The Metro Council will also consider setting a public hearing for its April 14 meeting to discuss appropriating another $2.4 million to replace 50 BRPD vehicles. Officials said that will save money in the long run because the aging fleet is driving up maintenance and repair costs.

BRPD leadership has already implemented some of the changes that were suggested to heighten efficiency, including adding a fourth deputy chief position to organize the department into four bureaus and placing either civilian employees or lower ranking officers in positions that, the consultants determined, do not require decades of experience or even law enforcement certification and training. One example is replacing a commissioned officer with a civilian employee overseeing building maintenance for BRPD facilities, officials said.

Some of those changes have met with disapproval from leadership of the BRPD union. 

Union leaders have long argued about the importance of giving officers a raise, but then they balked at the idea of adding more deputy chiefs, saying adding boots on the ground is more urgent than yet another administrative role. To get their message out to a broader audience, union leaders launched a billboard campaign last year. One current billboard sitting along Interstate 110 southbound warns drivers entering the city that BRPD officers are some of the lowest paid in the nation.

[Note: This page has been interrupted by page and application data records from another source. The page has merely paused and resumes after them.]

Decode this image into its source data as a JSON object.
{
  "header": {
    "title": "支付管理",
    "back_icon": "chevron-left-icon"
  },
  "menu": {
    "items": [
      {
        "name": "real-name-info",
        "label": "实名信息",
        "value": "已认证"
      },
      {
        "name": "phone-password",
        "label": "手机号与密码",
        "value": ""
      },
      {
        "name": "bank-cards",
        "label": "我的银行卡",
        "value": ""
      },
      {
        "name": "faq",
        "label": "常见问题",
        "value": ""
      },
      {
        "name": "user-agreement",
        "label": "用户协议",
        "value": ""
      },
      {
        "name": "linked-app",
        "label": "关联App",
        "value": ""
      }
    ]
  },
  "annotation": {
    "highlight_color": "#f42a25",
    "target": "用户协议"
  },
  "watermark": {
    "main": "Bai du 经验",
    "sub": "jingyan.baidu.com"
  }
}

This latest opportunity for a 3% bump comes after Mayor-President Sharon Weston Broome promised during her recent reelection campaign to make police pay a priority during her second term. When the Metro Council approved a similar measure in December, Broome called the change "an honorable step in the right direction" but committed to doing more.

Officials said Baton Rouge police officers could receive another raise before 2022, though the timeline remains uncertain. 

In addition to the BRPD raise, councilmembers will vote Wednesday on whether to offer similar pay increases to officers with the Baton Rouge City Constable's Office and the Baton Rouge Airport Police, two much smaller law enforcement agencies in the parish. Both would receive a 6% increase, funded through efficiency measures in the constable's office and through self-generated revenue at the airport.


Email Lea Skene at lskene@theadvocate.com.